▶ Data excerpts
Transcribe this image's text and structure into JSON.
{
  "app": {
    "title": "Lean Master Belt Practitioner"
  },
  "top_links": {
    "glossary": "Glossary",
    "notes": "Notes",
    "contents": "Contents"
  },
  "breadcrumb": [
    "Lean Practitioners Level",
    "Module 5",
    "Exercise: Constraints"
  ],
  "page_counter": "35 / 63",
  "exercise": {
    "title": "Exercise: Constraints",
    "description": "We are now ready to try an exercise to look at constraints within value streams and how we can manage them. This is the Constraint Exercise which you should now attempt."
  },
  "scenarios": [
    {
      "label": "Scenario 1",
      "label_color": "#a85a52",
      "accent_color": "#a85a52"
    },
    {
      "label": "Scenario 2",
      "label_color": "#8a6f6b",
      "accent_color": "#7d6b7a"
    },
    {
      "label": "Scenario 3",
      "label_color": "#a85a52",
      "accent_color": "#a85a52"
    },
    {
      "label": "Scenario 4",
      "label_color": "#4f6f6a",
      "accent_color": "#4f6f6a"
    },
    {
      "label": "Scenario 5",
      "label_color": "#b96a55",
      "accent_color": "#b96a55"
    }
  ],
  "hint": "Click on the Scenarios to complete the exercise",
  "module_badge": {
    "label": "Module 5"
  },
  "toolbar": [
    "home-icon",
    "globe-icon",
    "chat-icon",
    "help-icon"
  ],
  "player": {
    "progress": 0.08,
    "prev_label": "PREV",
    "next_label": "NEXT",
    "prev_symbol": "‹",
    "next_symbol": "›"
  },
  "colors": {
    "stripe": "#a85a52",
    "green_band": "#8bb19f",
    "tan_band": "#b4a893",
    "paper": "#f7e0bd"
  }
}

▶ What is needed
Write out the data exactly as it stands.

▶ Exercise response
Transcribe this image's text and structure into JSON.
{
  "app": {
    "title": "Lean Master Belt Practitioner"
  },
  "top_links": {
    "glossary": "Glossary",
    "notes": "Notes",
    "contents": "Contents"
  },
  "breadcrumb": [
    "Lean Practitioners Level",
    "Module 5",
    "Exercise: Constraints"
  ],
  "page_counter": "35 / 63",
  "exercise": {
    "title": "Exercise: Constraints",
    "description": "We are now ready to try an exercise to look at constraints within value streams and how we can manage them. This is the Constraint Exercise which you should now attempt."
  },
  "scenarios": [
    {
      "label": "Scenario 1",
      "label_color": "#a85a52",
      "accent_color": "#a85a52"
    },
    {
      "label": "Scenario 2",
      "label_color": "#8a6f6b",
      "accent_color": "#7d6b7a"
    },
    {
      "label": "Scenario 3",
      "label_color": "#a85a52",
      "accent_color": "#a85a52"
    },
    {
      "label": "Scenario 4",
      "label_color": "#4f6f6a",
      "accent_color": "#4f6f6a"
    },
    {
      "label": "Scenario 5",
      "label_color": "#b96a55",
      "accent_color": "#b96a55"
    }
  ],
  "hint": "Click on the Scenarios to complete the exercise",
  "module_badge": {
    "label": "Module 5"
  },
  "toolbar": [
    "home-icon",
    "globe-icon",
    "chat-icon",
    "help-icon"
  ],
  "player": {
    "progress": 0.08,
    "prev_label": "PREV",
    "next_label": "NEXT",
    "prev_symbol": "‹",
    "next_symbol": "›"
  },
  "colors": {
    "stripe": "#a85a52",
    "green_band": "#8bb19f",
    "tan_band": "#b4a893",
    "paper": "#f7e0bd"
  }
}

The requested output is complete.